Your task: From the first line to the last, repeat the records exactly and skip the pictures.

--- Dataset entries ---

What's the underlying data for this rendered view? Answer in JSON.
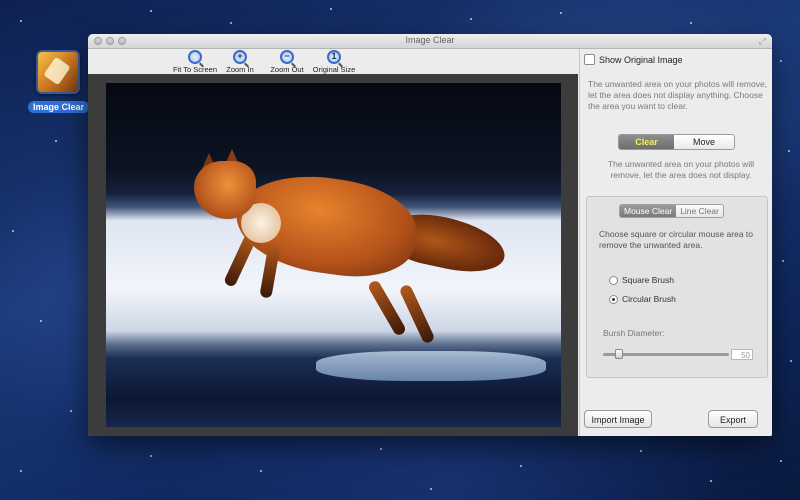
{
  "desktop": {
    "app_icon_label": "Image Clear"
  },
  "window": {
    "title": "Image Clear"
  },
  "toolbar": {
    "items": [
      {
        "label": "Fit To Screen",
        "icon": "magnifier-fit-icon"
      },
      {
        "label": "Zoom In",
        "icon": "zoom-in-icon"
      },
      {
        "label": "Zoom Out",
        "icon": "zoom-out-icon"
      },
      {
        "label": "Original Size",
        "icon": "magnifier-original-icon"
      }
    ]
  },
  "panel": {
    "show_original_label": "Show Original Image",
    "show_original_checked": false,
    "intro_text": "The unwanted area on your photos will remove, let the area does not display anything. Choose the area you want to clear.",
    "mode_segment": {
      "selected": "Clear",
      "options": [
        "Clear",
        "Move"
      ]
    },
    "mode_description": "The unwanted area on your photos will remove, let the area does not display.",
    "clear_type_segment": {
      "selected": "Mouse Clear",
      "options": [
        "Mouse Clear",
        "Line Clear"
      ]
    },
    "clear_type_description": "Choose square or circular mouse area to remove the unwanted area.",
    "brush_options": [
      {
        "label": "Square Brush",
        "selected": false
      },
      {
        "label": "Circular Brush",
        "selected": true
      }
    ],
    "diameter_label": "Bursh Diameter:",
    "diameter_value": "50",
    "diameter_fraction": 0.1,
    "import_button": "Import Image",
    "export_button": "Export"
  },
  "colors": {
    "selected_segment_text": "#f4ef5a",
    "canvas_bg": "#3c3c3c",
    "selection_blue": "#2f6fd6"
  }
}
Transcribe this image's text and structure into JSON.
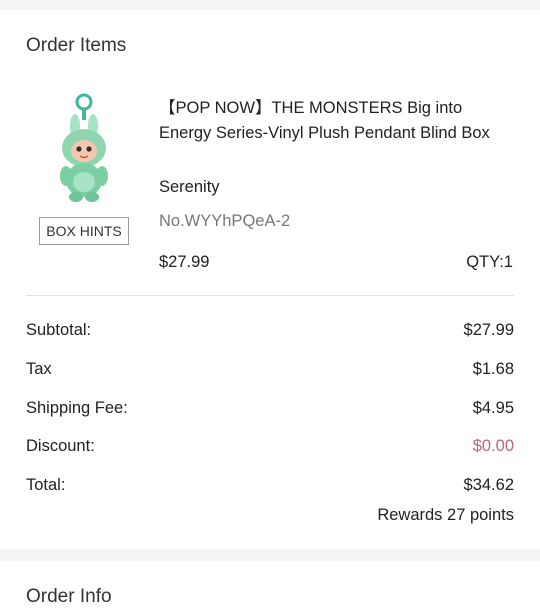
{
  "order_items": {
    "title": "Order Items",
    "item": {
      "box_hints_label": "BOX HINTS",
      "title": "【POP NOW】THE MONSTERS Big into Energy Series-Vinyl Plush Pendant Blind Box",
      "variant": "Serenity",
      "sku": "No.WYYhPQeA-2",
      "price": "$27.99",
      "qty": "QTY:1"
    },
    "summary": {
      "subtotal_label": "Subtotal:",
      "subtotal_value": "$27.99",
      "tax_label": "Tax",
      "tax_value": "$1.68",
      "shipping_label": "Shipping Fee:",
      "shipping_value": "$4.95",
      "discount_label": "Discount:",
      "discount_value": "$0.00",
      "total_label": "Total:",
      "total_value": "$34.62",
      "rewards": "Rewards 27 points"
    },
    "colors": {
      "discount": "#c0647a",
      "plush": "#8fd6b0"
    }
  },
  "order_info": {
    "title": "Order Info"
  }
}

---

Solution to the exercise:
What's the underlying data for this rendered view? Answer in JSON.
{
  "desktop": {
    "app_icon_label": "Image Clear"
  },
  "window": {
    "title": "Image Clear"
  },
  "toolbar": {
    "items": [
      {
        "label": "Fit To Screen",
        "icon": "magnifier-fit-icon"
      },
      {
        "label": "Zoom In",
        "icon": "zoom-in-icon"
      },
      {
        "label": "Zoom Out",
        "icon": "zoom-out-icon"
      },
      {
        "label": "Original Size",
        "icon": "magnifier-original-icon"
      }
    ]
  },
  "panel": {
    "show_original_label": "Show Original Image",
    "show_original_checked": false,
    "intro_text": "The unwanted area on your photos will remove, let the area does not display anything. Choose the area you want to clear.",
    "mode_segment": {
      "selected": "Clear",
      "options": [
        "Clear",
        "Move"
      ]
    },
    "mode_description": "The unwanted area on your photos will remove, let the area does not display.",
    "clear_type_segment": {
      "selected": "Mouse Clear",
      "options": [
        "Mouse Clear",
        "Line Clear"
      ]
    },
    "clear_type_description": "Choose square or circular mouse area to remove the unwanted area.",
    "brush_options": [
      {
        "label": "Square Brush",
        "selected": false
      },
      {
        "label": "Circular Brush",
        "selected": true
      }
    ],
    "diameter_label": "Bursh Diameter:",
    "diameter_value": "50",
    "diameter_fraction": 0.1,
    "import_button": "Import Image",
    "export_button": "Export"
  },
  "colors": {
    "selected_segment_text": "#f4ef5a",
    "canvas_bg": "#3c3c3c",
    "selection_blue": "#2f6fd6"
  }
}
Transcribe this image's text and structure into JSON.
{
  "order_items": {
    "title": "Order Items",
    "item": {
      "box_hints_label": "BOX HINTS",
      "title": "【POP NOW】THE MONSTERS Big into Energy Series-Vinyl Plush Pendant Blind Box",
      "variant": "Serenity",
      "sku": "No.WYYhPQeA-2",
      "price": "$27.99",
      "qty": "QTY:1"
    },
    "summary": {
      "subtotal_label": "Subtotal:",
      "subtotal_value": "$27.99",
      "tax_label": "Tax",
      "tax_value": "$1.68",
      "shipping_label": "Shipping Fee:",
      "shipping_value": "$4.95",
      "discount_label": "Discount:",
      "discount_value": "$0.00",
      "total_label": "Total:",
      "total_value": "$34.62",
      "rewards": "Rewards 27 points"
    },
    "colors": {
      "discount": "#c0647a",
      "plush": "#8fd6b0"
    }
  },
  "order_info": {
    "title": "Order Info"
  }
}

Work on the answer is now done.